What is expected: Each line from the one containing "Parse this screenshot: output" to the last line of the listing below is to be duplicated exactly, and no picture is to be carried over.

=== Begin Enclosure ===

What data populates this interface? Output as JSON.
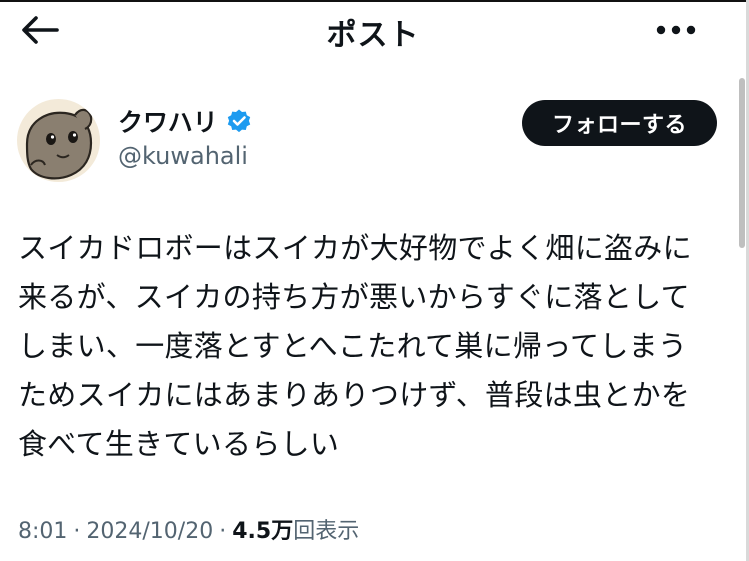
{
  "header": {
    "title": "ポスト",
    "back_icon": "arrow-left-icon",
    "more_icon": "more-horizontal-icon"
  },
  "author": {
    "name": "クワハリ",
    "handle": "@kuwahali",
    "verified": true,
    "verified_color": "#1d9bf0",
    "avatar_icon": "avatar-cartoon-character"
  },
  "follow_button": {
    "label": "フォローする"
  },
  "post": {
    "lines": [
      "スイカドロボーはスイカが大好物でよく畑に盗みに",
      "来るが、スイカの持ち方が悪いからすぐに落として",
      "しまい、一度落とすとへこたれて巣に帰ってしまう",
      "ためスイカにはあまりありつけず、普段は虫とかを",
      "食べて生きているらしい"
    ]
  },
  "meta": {
    "time": "8:01",
    "dot1": "·",
    "date": "2024/10/20",
    "dot2": "·",
    "views_count": "4.5万",
    "views_label": "回表示"
  },
  "colors": {
    "text": "#0f1419",
    "secondary": "#536471",
    "follow_bg": "#0f1419",
    "background": "#ffffff"
  }
}
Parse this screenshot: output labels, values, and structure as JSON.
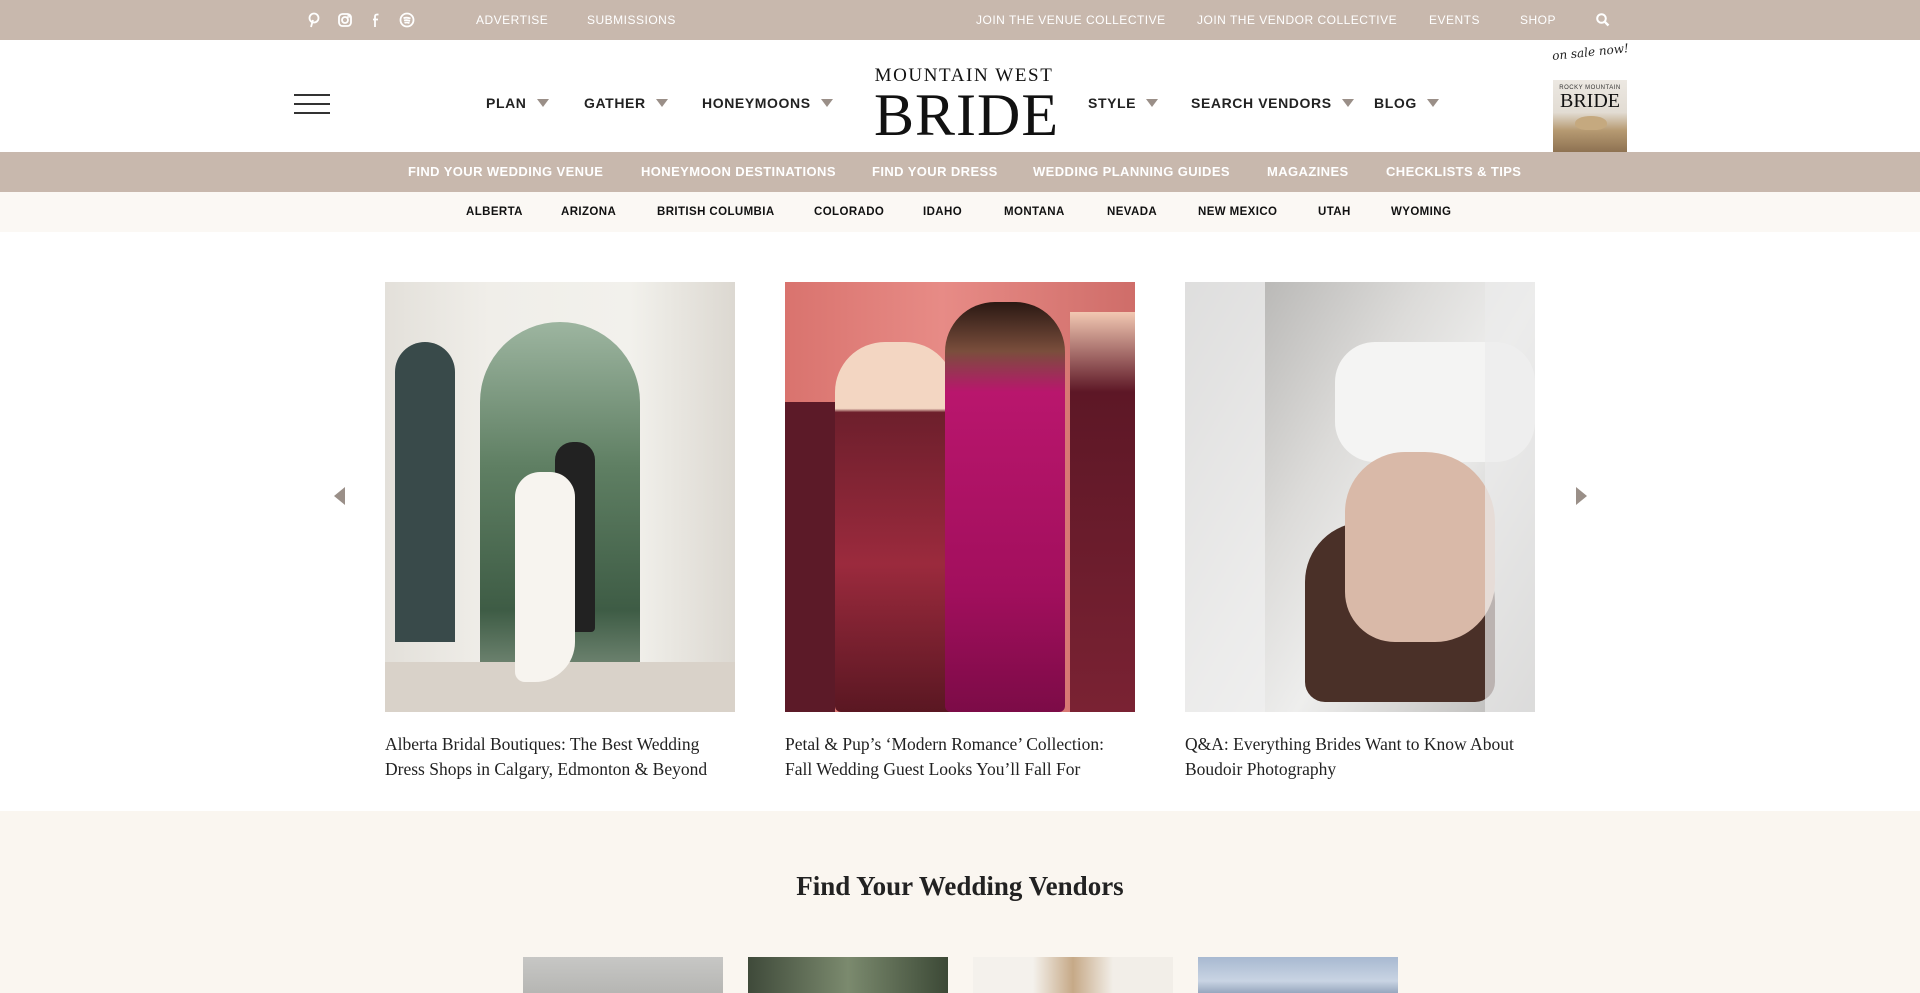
{
  "topbar": {
    "social_icons": [
      "pinterest-icon",
      "instagram-icon",
      "facebook-icon",
      "spotify-icon"
    ],
    "left_links": [
      "ADVERTISE",
      "SUBMISSIONS"
    ],
    "right_links": [
      "JOIN THE VENUE COLLECTIVE",
      "JOIN THE VENDOR COLLECTIVE",
      "EVENTS",
      "SHOP"
    ],
    "search_icon": "search-icon",
    "bg_color": "#c8b8ad"
  },
  "header": {
    "logo_top": "MOUNTAIN WEST",
    "logo_main": "BRIDE",
    "nav": [
      "PLAN",
      "GATHER",
      "HONEYMOONS",
      "STYLE",
      "SEARCH VENDORS",
      "BLOG"
    ],
    "promo": {
      "tagline": "on sale now!",
      "cover_small": "ROCKY MOUNTAIN",
      "cover_big": "BRIDE"
    }
  },
  "category_bar": {
    "items": [
      "FIND YOUR WEDDING VENUE",
      "HONEYMOON DESTINATIONS",
      "FIND YOUR DRESS",
      "WEDDING PLANNING GUIDES",
      "MAGAZINES",
      "CHECKLISTS & TIPS"
    ]
  },
  "state_bar": {
    "items": [
      "ALBERTA",
      "ARIZONA",
      "BRITISH COLUMBIA",
      "COLORADO",
      "IDAHO",
      "MONTANA",
      "NEVADA",
      "NEW MEXICO",
      "UTAH",
      "WYOMING"
    ]
  },
  "carousel": {
    "cards": [
      {
        "caption": "Alberta Bridal Boutiques: The Best Wedding Dress Shops in Calgary, Edmonton & Beyond"
      },
      {
        "caption": "Petal & Pup’s ‘Modern Romance’ Collection: Fall Wedding Guest Looks You’ll Fall For"
      },
      {
        "caption": "Q&A: Everything Brides Want to Know About Boudoir Photography"
      }
    ]
  },
  "vendors": {
    "title": "Find Your Wedding Vendors"
  }
}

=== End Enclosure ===

Expected output:
Parse this screenshot: output labels, values, and structure as JSON.
{
  "topbar": {
    "social_icons": [
      "pinterest-icon",
      "instagram-icon",
      "facebook-icon",
      "spotify-icon"
    ],
    "left_links": [
      "ADVERTISE",
      "SUBMISSIONS"
    ],
    "right_links": [
      "JOIN THE VENUE COLLECTIVE",
      "JOIN THE VENDOR COLLECTIVE",
      "EVENTS",
      "SHOP"
    ],
    "search_icon": "search-icon",
    "bg_color": "#c8b8ad"
  },
  "header": {
    "logo_top": "MOUNTAIN WEST",
    "logo_main": "BRIDE",
    "nav": [
      "PLAN",
      "GATHER",
      "HONEYMOONS",
      "STYLE",
      "SEARCH VENDORS",
      "BLOG"
    ],
    "promo": {
      "tagline": "on sale now!",
      "cover_small": "ROCKY MOUNTAIN",
      "cover_big": "BRIDE"
    }
  },
  "category_bar": {
    "items": [
      "FIND YOUR WEDDING VENUE",
      "HONEYMOON DESTINATIONS",
      "FIND YOUR DRESS",
      "WEDDING PLANNING GUIDES",
      "MAGAZINES",
      "CHECKLISTS & TIPS"
    ]
  },
  "state_bar": {
    "items": [
      "ALBERTA",
      "ARIZONA",
      "BRITISH COLUMBIA",
      "COLORADO",
      "IDAHO",
      "MONTANA",
      "NEVADA",
      "NEW MEXICO",
      "UTAH",
      "WYOMING"
    ]
  },
  "carousel": {
    "cards": [
      {
        "caption": "Alberta Bridal Boutiques: The Best Wedding Dress Shops in Calgary, Edmonton & Beyond"
      },
      {
        "caption": "Petal & Pup’s ‘Modern Romance’ Collection: Fall Wedding Guest Looks You’ll Fall For"
      },
      {
        "caption": "Q&A: Everything Brides Want to Know About Boudoir Photography"
      }
    ]
  },
  "vendors": {
    "title": "Find Your Wedding Vendors"
  }
}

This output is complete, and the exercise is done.